*Your instructions*
Wherever a picture appears, skip it and retype the rest of the data exactly.

*Records*
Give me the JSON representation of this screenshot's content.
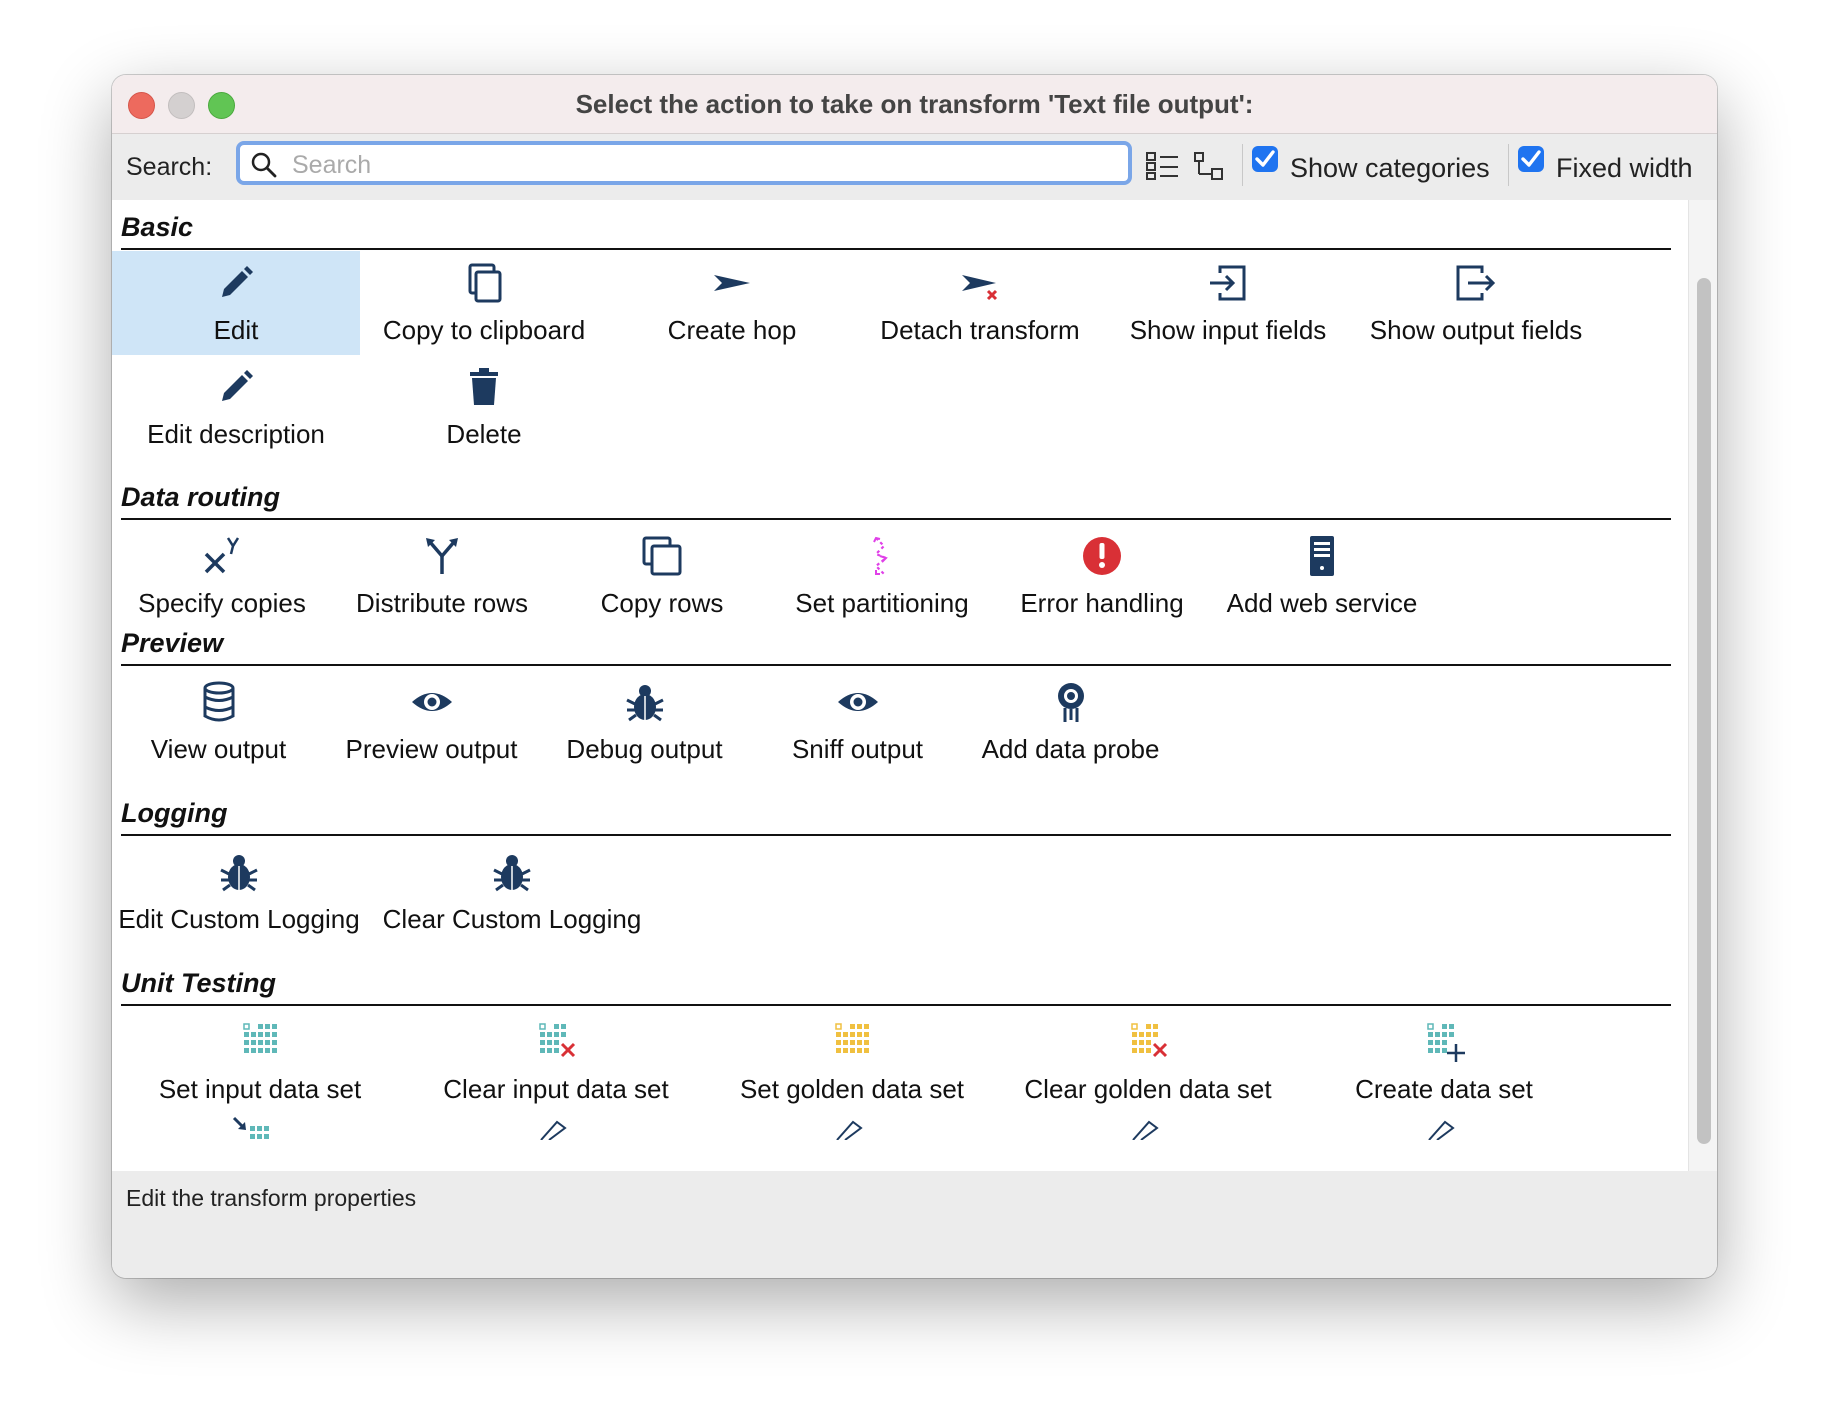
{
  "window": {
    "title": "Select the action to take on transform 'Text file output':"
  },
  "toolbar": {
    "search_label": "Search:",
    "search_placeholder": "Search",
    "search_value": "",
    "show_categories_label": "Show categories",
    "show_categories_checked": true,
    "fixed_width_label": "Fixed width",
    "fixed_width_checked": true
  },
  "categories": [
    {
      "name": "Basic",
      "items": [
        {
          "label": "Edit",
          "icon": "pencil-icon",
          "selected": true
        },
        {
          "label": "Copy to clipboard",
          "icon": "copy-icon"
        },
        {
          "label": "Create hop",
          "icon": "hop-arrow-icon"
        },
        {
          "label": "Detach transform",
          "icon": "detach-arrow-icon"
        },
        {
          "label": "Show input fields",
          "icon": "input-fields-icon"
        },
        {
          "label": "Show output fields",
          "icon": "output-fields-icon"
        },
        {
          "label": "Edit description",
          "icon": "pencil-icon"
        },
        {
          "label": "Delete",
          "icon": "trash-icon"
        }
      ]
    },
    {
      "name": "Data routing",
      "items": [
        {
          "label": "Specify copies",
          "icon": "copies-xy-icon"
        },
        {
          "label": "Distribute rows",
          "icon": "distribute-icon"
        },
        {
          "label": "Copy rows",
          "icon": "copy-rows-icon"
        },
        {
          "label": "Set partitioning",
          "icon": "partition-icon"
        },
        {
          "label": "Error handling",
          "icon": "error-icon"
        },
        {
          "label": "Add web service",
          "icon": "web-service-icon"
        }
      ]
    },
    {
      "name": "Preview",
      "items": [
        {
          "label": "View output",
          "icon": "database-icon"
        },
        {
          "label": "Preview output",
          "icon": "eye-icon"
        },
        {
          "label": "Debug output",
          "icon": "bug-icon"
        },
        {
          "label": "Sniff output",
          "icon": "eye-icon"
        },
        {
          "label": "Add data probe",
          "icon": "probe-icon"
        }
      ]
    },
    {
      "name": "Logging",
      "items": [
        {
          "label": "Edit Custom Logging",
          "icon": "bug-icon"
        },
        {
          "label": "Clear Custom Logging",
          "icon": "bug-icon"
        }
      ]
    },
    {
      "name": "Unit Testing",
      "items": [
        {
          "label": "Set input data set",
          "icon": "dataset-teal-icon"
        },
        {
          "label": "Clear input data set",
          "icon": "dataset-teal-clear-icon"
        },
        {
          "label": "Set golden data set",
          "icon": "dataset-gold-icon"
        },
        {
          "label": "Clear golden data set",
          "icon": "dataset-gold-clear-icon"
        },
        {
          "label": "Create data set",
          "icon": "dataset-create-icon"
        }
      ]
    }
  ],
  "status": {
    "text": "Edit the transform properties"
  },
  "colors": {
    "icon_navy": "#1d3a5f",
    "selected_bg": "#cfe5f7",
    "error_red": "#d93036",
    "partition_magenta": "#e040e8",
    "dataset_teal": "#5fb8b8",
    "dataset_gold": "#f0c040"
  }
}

*Final answer*
Give me the JSON representation of this screenshot's content.
{
  "window": {
    "title": "Select the action to take on transform 'Text file output':"
  },
  "toolbar": {
    "search_label": "Search:",
    "search_placeholder": "Search",
    "search_value": "",
    "show_categories_label": "Show categories",
    "show_categories_checked": true,
    "fixed_width_label": "Fixed width",
    "fixed_width_checked": true
  },
  "categories": [
    {
      "name": "Basic",
      "items": [
        {
          "label": "Edit",
          "icon": "pencil-icon",
          "selected": true
        },
        {
          "label": "Copy to clipboard",
          "icon": "copy-icon"
        },
        {
          "label": "Create hop",
          "icon": "hop-arrow-icon"
        },
        {
          "label": "Detach transform",
          "icon": "detach-arrow-icon"
        },
        {
          "label": "Show input fields",
          "icon": "input-fields-icon"
        },
        {
          "label": "Show output fields",
          "icon": "output-fields-icon"
        },
        {
          "label": "Edit description",
          "icon": "pencil-icon"
        },
        {
          "label": "Delete",
          "icon": "trash-icon"
        }
      ]
    },
    {
      "name": "Data routing",
      "items": [
        {
          "label": "Specify copies",
          "icon": "copies-xy-icon"
        },
        {
          "label": "Distribute rows",
          "icon": "distribute-icon"
        },
        {
          "label": "Copy rows",
          "icon": "copy-rows-icon"
        },
        {
          "label": "Set partitioning",
          "icon": "partition-icon"
        },
        {
          "label": "Error handling",
          "icon": "error-icon"
        },
        {
          "label": "Add web service",
          "icon": "web-service-icon"
        }
      ]
    },
    {
      "name": "Preview",
      "items": [
        {
          "label": "View output",
          "icon": "database-icon"
        },
        {
          "label": "Preview output",
          "icon": "eye-icon"
        },
        {
          "label": "Debug output",
          "icon": "bug-icon"
        },
        {
          "label": "Sniff output",
          "icon": "eye-icon"
        },
        {
          "label": "Add data probe",
          "icon": "probe-icon"
        }
      ]
    },
    {
      "name": "Logging",
      "items": [
        {
          "label": "Edit Custom Logging",
          "icon": "bug-icon"
        },
        {
          "label": "Clear Custom Logging",
          "icon": "bug-icon"
        }
      ]
    },
    {
      "name": "Unit Testing",
      "items": [
        {
          "label": "Set input data set",
          "icon": "dataset-teal-icon"
        },
        {
          "label": "Clear input data set",
          "icon": "dataset-teal-clear-icon"
        },
        {
          "label": "Set golden data set",
          "icon": "dataset-gold-icon"
        },
        {
          "label": "Clear golden data set",
          "icon": "dataset-gold-clear-icon"
        },
        {
          "label": "Create data set",
          "icon": "dataset-create-icon"
        }
      ]
    }
  ],
  "status": {
    "text": "Edit the transform properties"
  },
  "colors": {
    "icon_navy": "#1d3a5f",
    "selected_bg": "#cfe5f7",
    "error_red": "#d93036",
    "partition_magenta": "#e040e8",
    "dataset_teal": "#5fb8b8",
    "dataset_gold": "#f0c040"
  }
}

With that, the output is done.